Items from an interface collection
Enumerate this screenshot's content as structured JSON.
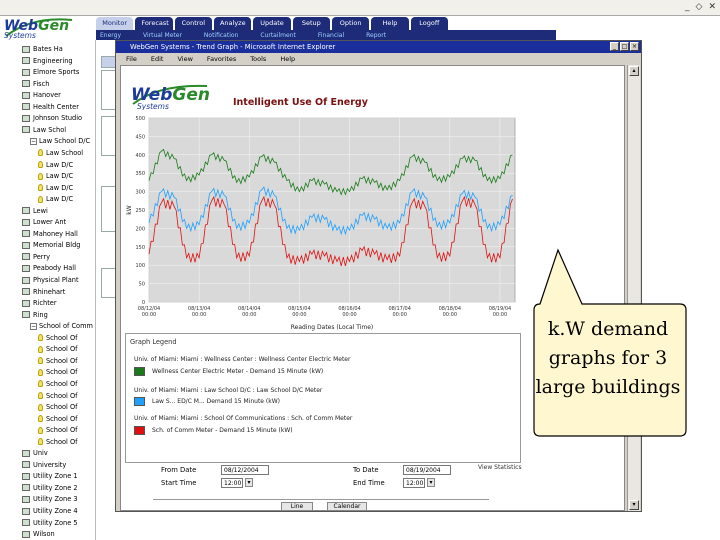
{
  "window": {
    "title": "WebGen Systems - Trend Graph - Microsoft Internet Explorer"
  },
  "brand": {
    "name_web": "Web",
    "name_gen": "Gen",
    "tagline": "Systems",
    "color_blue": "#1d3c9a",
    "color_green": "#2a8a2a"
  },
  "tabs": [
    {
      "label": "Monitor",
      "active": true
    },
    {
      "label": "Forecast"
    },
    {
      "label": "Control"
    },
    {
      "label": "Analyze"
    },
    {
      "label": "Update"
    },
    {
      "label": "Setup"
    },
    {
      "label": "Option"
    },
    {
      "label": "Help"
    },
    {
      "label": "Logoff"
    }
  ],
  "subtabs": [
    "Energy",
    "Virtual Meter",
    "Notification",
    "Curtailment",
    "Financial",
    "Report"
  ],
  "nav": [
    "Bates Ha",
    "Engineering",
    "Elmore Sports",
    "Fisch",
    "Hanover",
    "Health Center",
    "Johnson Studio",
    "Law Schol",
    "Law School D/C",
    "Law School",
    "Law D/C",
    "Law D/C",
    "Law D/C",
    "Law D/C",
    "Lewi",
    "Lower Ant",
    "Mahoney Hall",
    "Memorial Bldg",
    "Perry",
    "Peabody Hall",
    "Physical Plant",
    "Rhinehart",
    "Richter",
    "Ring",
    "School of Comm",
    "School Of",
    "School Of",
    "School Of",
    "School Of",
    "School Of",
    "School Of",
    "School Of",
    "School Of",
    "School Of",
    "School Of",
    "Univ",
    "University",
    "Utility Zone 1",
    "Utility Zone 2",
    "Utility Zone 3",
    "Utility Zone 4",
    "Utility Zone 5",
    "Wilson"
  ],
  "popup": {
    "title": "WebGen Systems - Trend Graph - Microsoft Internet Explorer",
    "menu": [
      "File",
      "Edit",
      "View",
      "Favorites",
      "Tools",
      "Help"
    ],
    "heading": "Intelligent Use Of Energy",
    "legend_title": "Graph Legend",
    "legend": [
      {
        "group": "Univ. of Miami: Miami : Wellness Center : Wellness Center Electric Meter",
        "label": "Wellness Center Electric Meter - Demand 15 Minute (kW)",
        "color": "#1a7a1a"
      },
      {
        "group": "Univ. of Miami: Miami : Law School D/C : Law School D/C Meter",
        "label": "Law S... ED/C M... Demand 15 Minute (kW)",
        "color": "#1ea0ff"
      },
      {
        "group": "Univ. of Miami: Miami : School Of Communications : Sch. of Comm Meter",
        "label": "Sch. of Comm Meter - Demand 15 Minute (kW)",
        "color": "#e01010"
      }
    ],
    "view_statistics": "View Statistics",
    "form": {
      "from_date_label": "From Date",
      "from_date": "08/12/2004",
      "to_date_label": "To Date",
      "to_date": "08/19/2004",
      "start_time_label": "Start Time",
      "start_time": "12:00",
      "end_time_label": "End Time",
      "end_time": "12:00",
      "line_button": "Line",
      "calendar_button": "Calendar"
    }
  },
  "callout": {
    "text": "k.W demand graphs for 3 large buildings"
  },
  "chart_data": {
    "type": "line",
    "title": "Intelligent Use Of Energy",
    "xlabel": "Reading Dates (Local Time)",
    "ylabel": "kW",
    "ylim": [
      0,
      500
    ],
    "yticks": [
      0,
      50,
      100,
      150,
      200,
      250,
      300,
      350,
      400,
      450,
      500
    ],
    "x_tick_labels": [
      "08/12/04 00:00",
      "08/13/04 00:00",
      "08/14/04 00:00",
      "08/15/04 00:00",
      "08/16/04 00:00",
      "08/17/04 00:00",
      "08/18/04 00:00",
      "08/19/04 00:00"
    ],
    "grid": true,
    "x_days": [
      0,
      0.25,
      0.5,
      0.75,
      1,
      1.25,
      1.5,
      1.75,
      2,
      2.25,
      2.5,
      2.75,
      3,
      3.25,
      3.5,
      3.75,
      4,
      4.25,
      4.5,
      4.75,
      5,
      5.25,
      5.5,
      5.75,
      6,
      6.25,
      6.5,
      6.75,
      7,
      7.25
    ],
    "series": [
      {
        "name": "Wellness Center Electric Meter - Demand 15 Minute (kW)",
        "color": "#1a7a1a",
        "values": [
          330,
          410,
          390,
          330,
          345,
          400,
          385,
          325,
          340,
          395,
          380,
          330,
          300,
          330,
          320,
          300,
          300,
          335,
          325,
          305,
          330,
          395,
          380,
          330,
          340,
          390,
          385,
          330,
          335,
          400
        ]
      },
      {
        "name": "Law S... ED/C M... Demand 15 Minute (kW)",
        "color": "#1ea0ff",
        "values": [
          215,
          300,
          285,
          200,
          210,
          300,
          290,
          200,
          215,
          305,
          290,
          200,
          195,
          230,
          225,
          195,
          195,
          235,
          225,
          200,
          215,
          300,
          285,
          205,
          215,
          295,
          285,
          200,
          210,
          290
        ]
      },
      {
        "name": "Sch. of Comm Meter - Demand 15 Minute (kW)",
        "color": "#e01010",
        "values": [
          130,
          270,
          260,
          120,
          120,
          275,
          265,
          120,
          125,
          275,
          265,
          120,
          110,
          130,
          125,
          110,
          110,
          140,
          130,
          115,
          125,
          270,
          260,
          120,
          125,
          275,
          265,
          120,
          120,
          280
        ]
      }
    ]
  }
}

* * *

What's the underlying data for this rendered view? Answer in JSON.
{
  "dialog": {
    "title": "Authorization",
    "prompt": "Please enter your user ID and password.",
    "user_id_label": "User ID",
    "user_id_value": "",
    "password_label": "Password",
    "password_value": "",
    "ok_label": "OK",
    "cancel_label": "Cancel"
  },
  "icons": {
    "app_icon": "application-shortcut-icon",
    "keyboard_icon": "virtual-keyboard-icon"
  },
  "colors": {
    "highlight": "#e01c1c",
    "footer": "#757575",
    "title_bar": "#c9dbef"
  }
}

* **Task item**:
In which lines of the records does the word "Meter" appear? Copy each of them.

* **Response**:
    "Virtual Meter",
        "group": "Univ. of Miami: Miami : Wellness Center : Wellness Center Electric Meter",
        "label": "Wellness Center Electric Meter - Demand 15 Minute (kW)",
        "group": "Univ. of Miami: Miami : Law School D/C : Law School D/C Meter",
        "group": "Univ. of Miami: Miami : School Of Communications : Sch. of Comm Meter",
        "label": "Sch. of Comm Meter - Demand 15 Minute (kW)",
        "name": "Wellness Center Electric Meter - Demand 15 Minute (kW)",
        "name": "Sch. of Comm Meter - Demand 15 Minute (kW)",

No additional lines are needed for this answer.